At 84, Tony Benn is a man who has been at the heart of many of the great political challenges of the last century. What does he consider to be the greatest challenge we face as we enter the next decade? “I think the economic crisis is a big one and it’s very linked to war because depression in the 1930s played a part in bringing the Second World War about. And there’s all the nonsense of religion being the cause of conflict, it’s not true at all, but they use it. There’s the threat of nuclear weapons, very, very dangerous. There’s the whole question of civil liberties, world population, environment. There’s a huge list of problems to tackle.”
Against such a huge list of problems, against all the odds, against all the setbacks the Left has faced, the wars, the privatisations, Thatcher and Blair, what keeps Benn fighting? “I’ve been interested in politics since I was a child. I campaigned when I ten years old in the 1935 elections and I’ve still got some of the lists I pushed through the letterbox. I’m interested in it genuinely and I engage amongst communities, which is why I left Parliament. I’ve got ten grandchildren and I worry about their future. I’ve written thirty-six letters to them and I’ve got a book being published in October called Letters to My Grandchildren.”

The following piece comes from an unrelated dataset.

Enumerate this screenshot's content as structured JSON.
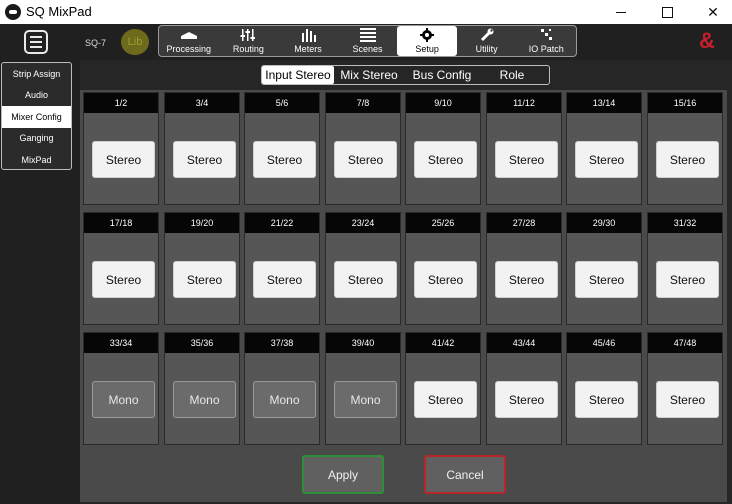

Tony Benn was elected President of Stop the War Coalition in 2004. Through his writing and his activism, through his speeches and his television appearances, and through the many thousands of people he has encouraged, he has undoubtedly accomplished much since leaving Parliament. A 2007 poll by BBC2’s The Daily Politics declared him the UK’s ‘political hero’, narrowly beating Thatcher into second place. I ask him why, then, in the same year, he expressed an interest in standing again for Labour in Kensington at the next General Election. “That’s not quite true,” he says. “After Brown became leader there was a rumour that we’d have an immediate election. We didn’t have a candidate here and I foolishly said to the local party, if you’re looking for somebody, I’m available. Thank God it never happened, the last thing I wanted to do was to go back into Parliament.”
The reason for this is that Benn finds it easier to encourage an audience when he’s not asking them to vote for him. That’s the responsibility he has realised in his freedom from Parliament. That’s what makes him, in Dylan’s terms, a hero. But who are Benn’s political heroes? “The three greatest moral leaders of my lifetime, all of whom I have met personally, not one of whom was white or European, were Gandhi, Mandela and Desmond Tutu. Gandhi against war, Mandela for civil resistance, Tutu, Truth and Reconciliation. Things that have been very, very relevant to our needs. Meeting them has been a special pleasure.”
And speaking to Tony Benn has been a special pleasure for me. It’s hard not to be impressed by his sincerity, by his integrity and by his passion. In a world where the star that burns brightest so often burns shortest, it is reassuring to see that Benn’s has never dimmed. Not because he is a hero. But because, with his encouragement, we can all be heroes for more than just one day.